━━ Input
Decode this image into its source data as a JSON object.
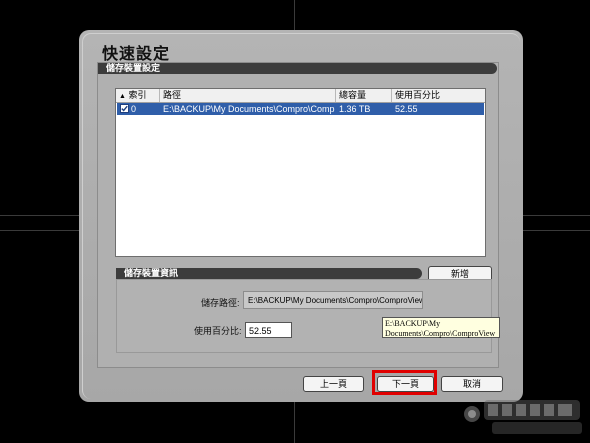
{
  "dialog": {
    "title": "快速設定",
    "section_storage_settings": "儲存裝置設定",
    "section_storage_info": "儲存裝置資訊"
  },
  "list": {
    "columns": [
      "索引",
      "路徑",
      "總容量",
      "使用百分比"
    ],
    "rows": [
      {
        "checked": true,
        "index": "0",
        "path": "E:\\BACKUP\\My Documents\\Compro\\ComproVi...",
        "capacity": "1.36 TB",
        "usage": "52.55"
      }
    ]
  },
  "info": {
    "add_button": "新增",
    "path_label": "儲存路徑:",
    "path_value": "E:\\BACKUP\\My Documents\\Compro\\ComproView",
    "usage_label": "使用百分比:",
    "usage_value": "52.55",
    "tooltip_line1": "E:\\BACKUP\\My",
    "tooltip_line2": "Documents\\Compro\\ComproView"
  },
  "buttons": {
    "prev": "上一頁",
    "next": "下一頁",
    "cancel": "取消"
  },
  "colors": {
    "selection": "#2f5ea9",
    "highlight": "#e00000",
    "section_bar": "#3c3c3c"
  }
}
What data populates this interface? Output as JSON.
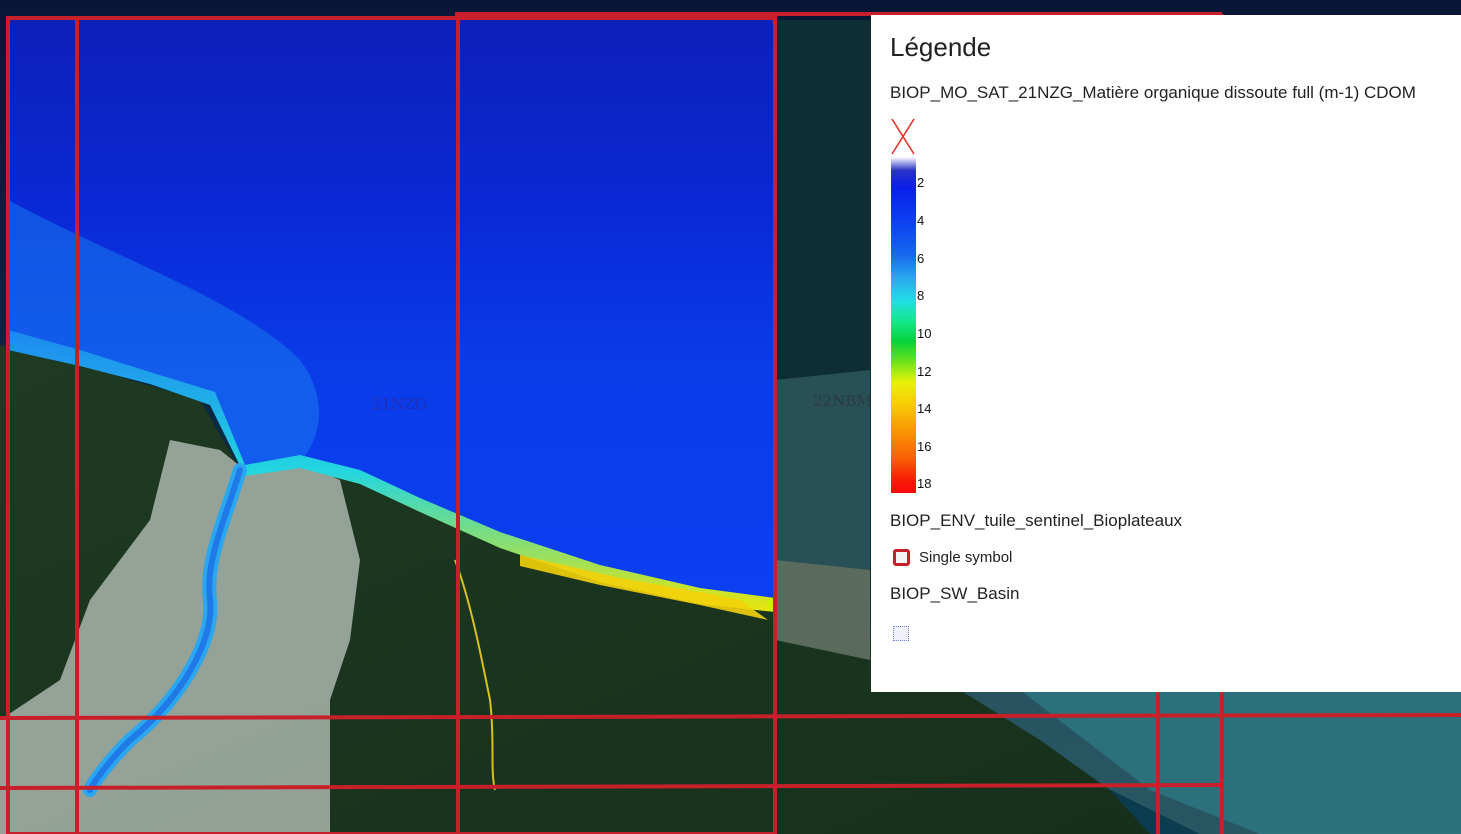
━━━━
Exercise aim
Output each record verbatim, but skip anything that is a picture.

Output of the exercise
Decode this image into its source data as a JSON object.
{
  "dialog": {
    "title": "快速設定",
    "section_storage_settings": "儲存裝置設定",
    "section_storage_info": "儲存裝置資訊"
  },
  "list": {
    "columns": [
      "索引",
      "路徑",
      "總容量",
      "使用百分比"
    ],
    "rows": [
      {
        "checked": true,
        "index": "0",
        "path": "E:\\BACKUP\\My Documents\\Compro\\ComproVi...",
        "capacity": "1.36 TB",
        "usage": "52.55"
      }
    ]
  },
  "info": {
    "add_button": "新增",
    "path_label": "儲存路徑:",
    "path_value": "E:\\BACKUP\\My Documents\\Compro\\ComproView",
    "usage_label": "使用百分比:",
    "usage_value": "52.55",
    "tooltip_line1": "E:\\BACKUP\\My",
    "tooltip_line2": "Documents\\Compro\\ComproView"
  },
  "buttons": {
    "prev": "上一頁",
    "next": "下一頁",
    "cancel": "取消"
  },
  "colors": {
    "selection": "#2f5ea9",
    "highlight": "#e00000",
    "section_bar": "#3c3c3c"
  }
}
What data populates this interface? Output as JSON.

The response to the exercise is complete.